Monetary donation in lieu of gift (especially for a temple; use envelope)
Medium level (individuals with whom you will regularly work, people who are helpful as you settle in, people who can help make connections)
Picture book of your hometown/university
Mug or etched glass related to your hometown/university
Small bottle of maple syrup or other specialty food
Low level (small items that can serve as backup gifts or communal gifts for coworkers or fellow students)
Tin or box of cookies
Box of candies (avoid easily melted items like chocolate; maple sugar candies should be distributed immediately unless properly sealed)
Nicely packaged/specialty dried fruits or nuts
Things to Leave at Home:
Sheets, towels, cleaning supplies
Niche clothing items
For example, jackets or shoes that only work for a single situation or outfit
Leave hair dryers or cooking items at home unless you have a strong reason for taking them with you
Often it's better to buy items in the new country to make sure there are no plug or current issues
Only bring bags or purses that can pack flat
If you must bring a bulky bag, stuff it with clothing to maintain its shape and then pack clothing around it
Anything that makes you think "maybe this would be useful" or "but what if I need it" should be left behind
If there is anyone willing to send you items over the course of your time away, leave them with a box of "maybe" items and replacements for essential clothing or toiletries as well as instructions for how and where to send them to you
Digitize if possible or check local libraries to see if you can access hard copies of the same texts while overseas
Items that are outlawed or heavily controlled in your new country should not be brought in, irrespective of rules in your home country
Ignorance of law will not necessarily protect you from prosecution and/or deportation.
Stuff the crevices
I typically start with socks, underwear, and under shirts that can be easily fit into recesses in my suitcase. After that, I move to larger clothing items
Shoe soles outward
Shoe soles can help provide stability and structure along the outer edge of the suitcase
After folding as you normally would, roll your clothing into a narrow cylinder. This makes it easier to pack and compress as well as pull out specific items
Packing cubes are useful for packing either by clothing category or day (especially if you want specific outfits together). Do not be afraid to pack them as full as they can go.
Soft-cover toiletry or jewelry kits.
Hard cases should only be used if they are completely and totally stuffed full (both to maximize space and also to prevent damage from items moving around)
Use clothing for padding
Use socks, bandages, scarves, fleeces, etc... for padding around delicate items, especially glass.
Cling wrap your bottles
Open any plastic bottles you are bringing and lay a piece of cling wrap over the opening before securing the lid. Wrap thoroughly with cling wrap and tape. Put in a plastic bag in case of puncture.
Store jewelry or small items in shoes, toiletry bags, mugs, purses, etc...
These are most helpful for bulky items like winter coats and fleeces. Stash regular shirts and pants in packing cubs instead.
Strategize your overflow
Compare overweight costs versus bringing another suitcase versus shipping necessary items
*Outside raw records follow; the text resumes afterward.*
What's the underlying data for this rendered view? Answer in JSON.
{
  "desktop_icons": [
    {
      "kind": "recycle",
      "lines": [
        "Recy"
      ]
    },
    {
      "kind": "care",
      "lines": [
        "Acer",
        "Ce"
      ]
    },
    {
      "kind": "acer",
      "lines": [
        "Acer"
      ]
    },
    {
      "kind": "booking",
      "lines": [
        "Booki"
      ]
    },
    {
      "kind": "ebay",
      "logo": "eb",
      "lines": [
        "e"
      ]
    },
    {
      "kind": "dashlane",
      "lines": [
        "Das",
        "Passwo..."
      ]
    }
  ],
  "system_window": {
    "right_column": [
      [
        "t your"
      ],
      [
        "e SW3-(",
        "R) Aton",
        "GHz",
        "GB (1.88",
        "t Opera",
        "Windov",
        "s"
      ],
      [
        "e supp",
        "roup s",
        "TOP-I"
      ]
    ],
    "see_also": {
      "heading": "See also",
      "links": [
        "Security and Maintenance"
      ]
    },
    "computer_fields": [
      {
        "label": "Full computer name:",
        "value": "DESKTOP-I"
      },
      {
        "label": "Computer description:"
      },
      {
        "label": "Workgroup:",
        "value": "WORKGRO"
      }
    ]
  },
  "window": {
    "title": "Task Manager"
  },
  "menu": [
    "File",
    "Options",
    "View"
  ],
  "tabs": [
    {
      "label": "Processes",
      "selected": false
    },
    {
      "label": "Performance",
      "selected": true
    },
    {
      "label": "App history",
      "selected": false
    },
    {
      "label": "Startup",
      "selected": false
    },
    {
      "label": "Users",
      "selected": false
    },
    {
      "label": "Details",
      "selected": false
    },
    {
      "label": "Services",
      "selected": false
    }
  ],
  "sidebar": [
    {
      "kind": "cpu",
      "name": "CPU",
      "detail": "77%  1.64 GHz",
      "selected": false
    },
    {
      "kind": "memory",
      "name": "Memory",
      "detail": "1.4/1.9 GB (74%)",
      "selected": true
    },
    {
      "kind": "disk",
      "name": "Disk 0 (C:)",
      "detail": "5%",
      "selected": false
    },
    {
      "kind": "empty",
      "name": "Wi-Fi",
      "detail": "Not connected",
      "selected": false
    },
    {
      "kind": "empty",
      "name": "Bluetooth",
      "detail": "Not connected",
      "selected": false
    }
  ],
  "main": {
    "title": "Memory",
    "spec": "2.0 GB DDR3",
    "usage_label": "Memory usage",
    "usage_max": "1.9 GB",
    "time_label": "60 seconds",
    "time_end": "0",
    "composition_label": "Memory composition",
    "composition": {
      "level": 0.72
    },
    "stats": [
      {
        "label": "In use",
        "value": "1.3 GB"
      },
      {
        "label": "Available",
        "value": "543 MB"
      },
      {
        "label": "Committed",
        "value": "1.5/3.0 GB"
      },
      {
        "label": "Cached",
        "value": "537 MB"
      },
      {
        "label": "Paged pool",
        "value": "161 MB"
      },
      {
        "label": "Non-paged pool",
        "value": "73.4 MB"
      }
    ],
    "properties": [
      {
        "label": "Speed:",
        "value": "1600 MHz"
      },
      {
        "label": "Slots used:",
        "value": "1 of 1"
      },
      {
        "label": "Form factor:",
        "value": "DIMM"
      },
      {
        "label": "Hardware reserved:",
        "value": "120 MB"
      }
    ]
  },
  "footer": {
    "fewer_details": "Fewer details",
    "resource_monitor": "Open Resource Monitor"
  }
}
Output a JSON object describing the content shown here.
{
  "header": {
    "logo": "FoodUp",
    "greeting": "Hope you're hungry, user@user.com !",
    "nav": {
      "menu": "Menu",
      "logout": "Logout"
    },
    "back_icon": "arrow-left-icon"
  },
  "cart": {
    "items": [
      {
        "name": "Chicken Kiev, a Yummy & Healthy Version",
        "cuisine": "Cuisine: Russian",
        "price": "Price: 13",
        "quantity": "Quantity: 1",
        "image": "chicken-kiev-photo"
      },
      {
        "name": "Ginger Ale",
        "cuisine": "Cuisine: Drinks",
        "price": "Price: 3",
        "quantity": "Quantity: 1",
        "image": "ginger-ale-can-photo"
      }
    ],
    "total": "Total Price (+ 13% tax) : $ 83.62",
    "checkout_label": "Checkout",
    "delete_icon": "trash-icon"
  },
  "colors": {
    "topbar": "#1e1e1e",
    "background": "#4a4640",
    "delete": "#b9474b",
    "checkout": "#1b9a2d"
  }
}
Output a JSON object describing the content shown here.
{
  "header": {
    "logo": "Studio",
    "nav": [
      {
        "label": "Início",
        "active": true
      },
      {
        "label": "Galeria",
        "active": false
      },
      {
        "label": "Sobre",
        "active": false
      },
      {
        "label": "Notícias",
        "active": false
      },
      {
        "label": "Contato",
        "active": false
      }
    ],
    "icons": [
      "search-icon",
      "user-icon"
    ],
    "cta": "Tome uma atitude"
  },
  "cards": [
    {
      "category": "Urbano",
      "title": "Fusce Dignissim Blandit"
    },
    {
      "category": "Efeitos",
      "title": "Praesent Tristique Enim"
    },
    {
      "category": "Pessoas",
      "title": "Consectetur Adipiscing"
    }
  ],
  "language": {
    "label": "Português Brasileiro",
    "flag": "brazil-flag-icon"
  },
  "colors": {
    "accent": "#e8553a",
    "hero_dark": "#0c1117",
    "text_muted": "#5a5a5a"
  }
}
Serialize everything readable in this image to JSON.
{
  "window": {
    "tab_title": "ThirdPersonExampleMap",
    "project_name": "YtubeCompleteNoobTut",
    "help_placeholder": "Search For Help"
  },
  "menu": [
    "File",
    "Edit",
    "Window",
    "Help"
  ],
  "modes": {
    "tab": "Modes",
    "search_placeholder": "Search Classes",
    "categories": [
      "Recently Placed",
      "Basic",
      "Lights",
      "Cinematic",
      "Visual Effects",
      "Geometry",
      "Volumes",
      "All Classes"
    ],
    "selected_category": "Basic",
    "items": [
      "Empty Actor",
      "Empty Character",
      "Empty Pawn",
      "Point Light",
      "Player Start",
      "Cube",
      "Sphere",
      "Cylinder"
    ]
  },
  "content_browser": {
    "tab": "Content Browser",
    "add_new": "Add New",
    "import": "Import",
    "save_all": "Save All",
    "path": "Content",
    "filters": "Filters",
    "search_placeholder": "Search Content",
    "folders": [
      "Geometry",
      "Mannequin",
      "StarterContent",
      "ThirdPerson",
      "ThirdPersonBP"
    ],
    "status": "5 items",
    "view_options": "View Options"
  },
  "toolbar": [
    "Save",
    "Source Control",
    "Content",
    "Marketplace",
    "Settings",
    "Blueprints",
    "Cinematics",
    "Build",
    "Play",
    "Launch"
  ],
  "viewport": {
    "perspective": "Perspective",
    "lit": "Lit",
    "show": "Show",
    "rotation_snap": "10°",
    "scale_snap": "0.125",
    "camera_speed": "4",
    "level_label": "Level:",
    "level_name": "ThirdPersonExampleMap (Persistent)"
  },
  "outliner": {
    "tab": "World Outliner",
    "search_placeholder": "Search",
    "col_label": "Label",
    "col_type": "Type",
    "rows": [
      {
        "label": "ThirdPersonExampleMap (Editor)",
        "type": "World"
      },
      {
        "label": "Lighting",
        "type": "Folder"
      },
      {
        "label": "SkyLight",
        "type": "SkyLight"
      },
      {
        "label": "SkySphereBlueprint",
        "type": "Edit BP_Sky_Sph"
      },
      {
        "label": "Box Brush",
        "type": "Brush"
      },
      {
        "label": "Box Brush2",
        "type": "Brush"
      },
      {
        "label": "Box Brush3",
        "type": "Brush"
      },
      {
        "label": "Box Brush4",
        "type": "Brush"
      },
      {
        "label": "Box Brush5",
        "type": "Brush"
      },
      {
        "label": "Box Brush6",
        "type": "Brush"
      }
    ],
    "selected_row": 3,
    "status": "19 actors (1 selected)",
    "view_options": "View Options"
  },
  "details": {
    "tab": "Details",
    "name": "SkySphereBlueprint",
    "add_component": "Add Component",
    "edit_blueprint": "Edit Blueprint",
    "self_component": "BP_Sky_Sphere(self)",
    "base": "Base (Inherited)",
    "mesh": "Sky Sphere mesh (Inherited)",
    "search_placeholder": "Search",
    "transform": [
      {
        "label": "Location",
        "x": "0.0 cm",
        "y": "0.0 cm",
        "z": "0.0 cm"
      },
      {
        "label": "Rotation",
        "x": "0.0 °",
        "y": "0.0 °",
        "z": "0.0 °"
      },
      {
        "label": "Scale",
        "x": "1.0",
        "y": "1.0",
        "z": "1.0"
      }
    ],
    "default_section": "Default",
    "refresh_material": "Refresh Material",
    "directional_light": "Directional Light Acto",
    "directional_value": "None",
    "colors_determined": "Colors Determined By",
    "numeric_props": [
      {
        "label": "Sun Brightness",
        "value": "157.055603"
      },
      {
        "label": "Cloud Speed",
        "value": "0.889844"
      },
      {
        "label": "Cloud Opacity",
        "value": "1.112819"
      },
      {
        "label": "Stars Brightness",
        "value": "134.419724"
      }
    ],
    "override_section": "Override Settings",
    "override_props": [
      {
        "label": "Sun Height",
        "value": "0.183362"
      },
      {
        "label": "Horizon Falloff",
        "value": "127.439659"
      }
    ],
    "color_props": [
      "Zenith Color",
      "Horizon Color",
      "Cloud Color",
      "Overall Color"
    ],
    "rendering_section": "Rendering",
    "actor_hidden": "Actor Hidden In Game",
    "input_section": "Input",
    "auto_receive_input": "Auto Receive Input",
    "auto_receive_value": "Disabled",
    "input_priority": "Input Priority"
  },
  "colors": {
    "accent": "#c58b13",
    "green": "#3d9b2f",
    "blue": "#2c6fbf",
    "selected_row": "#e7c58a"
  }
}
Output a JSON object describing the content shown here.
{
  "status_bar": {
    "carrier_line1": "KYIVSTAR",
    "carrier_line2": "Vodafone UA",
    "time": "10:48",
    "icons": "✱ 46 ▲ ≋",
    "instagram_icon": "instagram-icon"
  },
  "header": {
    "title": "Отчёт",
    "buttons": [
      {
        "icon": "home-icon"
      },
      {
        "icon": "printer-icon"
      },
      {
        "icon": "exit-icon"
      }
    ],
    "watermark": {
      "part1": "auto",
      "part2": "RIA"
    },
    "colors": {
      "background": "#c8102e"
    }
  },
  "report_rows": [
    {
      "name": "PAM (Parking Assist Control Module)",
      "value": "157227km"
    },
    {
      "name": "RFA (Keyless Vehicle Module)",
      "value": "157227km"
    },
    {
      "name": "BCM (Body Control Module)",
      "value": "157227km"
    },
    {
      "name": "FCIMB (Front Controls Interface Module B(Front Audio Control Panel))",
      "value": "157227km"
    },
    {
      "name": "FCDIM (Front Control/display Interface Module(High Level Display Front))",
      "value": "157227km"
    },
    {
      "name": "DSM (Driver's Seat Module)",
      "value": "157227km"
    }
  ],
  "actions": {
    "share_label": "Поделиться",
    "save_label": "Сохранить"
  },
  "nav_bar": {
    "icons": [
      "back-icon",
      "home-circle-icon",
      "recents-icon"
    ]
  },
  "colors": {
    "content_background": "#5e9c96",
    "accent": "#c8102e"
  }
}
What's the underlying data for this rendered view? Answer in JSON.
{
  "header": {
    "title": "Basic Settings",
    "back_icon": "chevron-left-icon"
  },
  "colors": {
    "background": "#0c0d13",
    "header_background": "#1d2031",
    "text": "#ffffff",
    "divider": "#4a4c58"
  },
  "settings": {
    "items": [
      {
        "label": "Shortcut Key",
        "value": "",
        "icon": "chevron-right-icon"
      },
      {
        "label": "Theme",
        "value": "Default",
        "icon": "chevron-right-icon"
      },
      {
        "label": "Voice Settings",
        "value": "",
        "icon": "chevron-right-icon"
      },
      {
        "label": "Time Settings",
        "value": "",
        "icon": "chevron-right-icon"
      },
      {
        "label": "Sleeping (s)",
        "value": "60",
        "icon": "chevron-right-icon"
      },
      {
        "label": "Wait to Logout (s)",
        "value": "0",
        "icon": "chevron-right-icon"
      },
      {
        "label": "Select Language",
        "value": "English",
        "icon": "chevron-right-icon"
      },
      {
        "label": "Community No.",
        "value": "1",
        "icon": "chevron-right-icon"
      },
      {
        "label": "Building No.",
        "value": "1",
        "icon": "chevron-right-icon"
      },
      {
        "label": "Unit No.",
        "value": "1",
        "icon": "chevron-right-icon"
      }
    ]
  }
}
Maximize your permitted carry-on/personal item allowance
Bring notably heavy items in your carryon if concerned about weight (if you gate check your carryon, be sure that your computer, wallet, jewelry, etc... are all in personal item)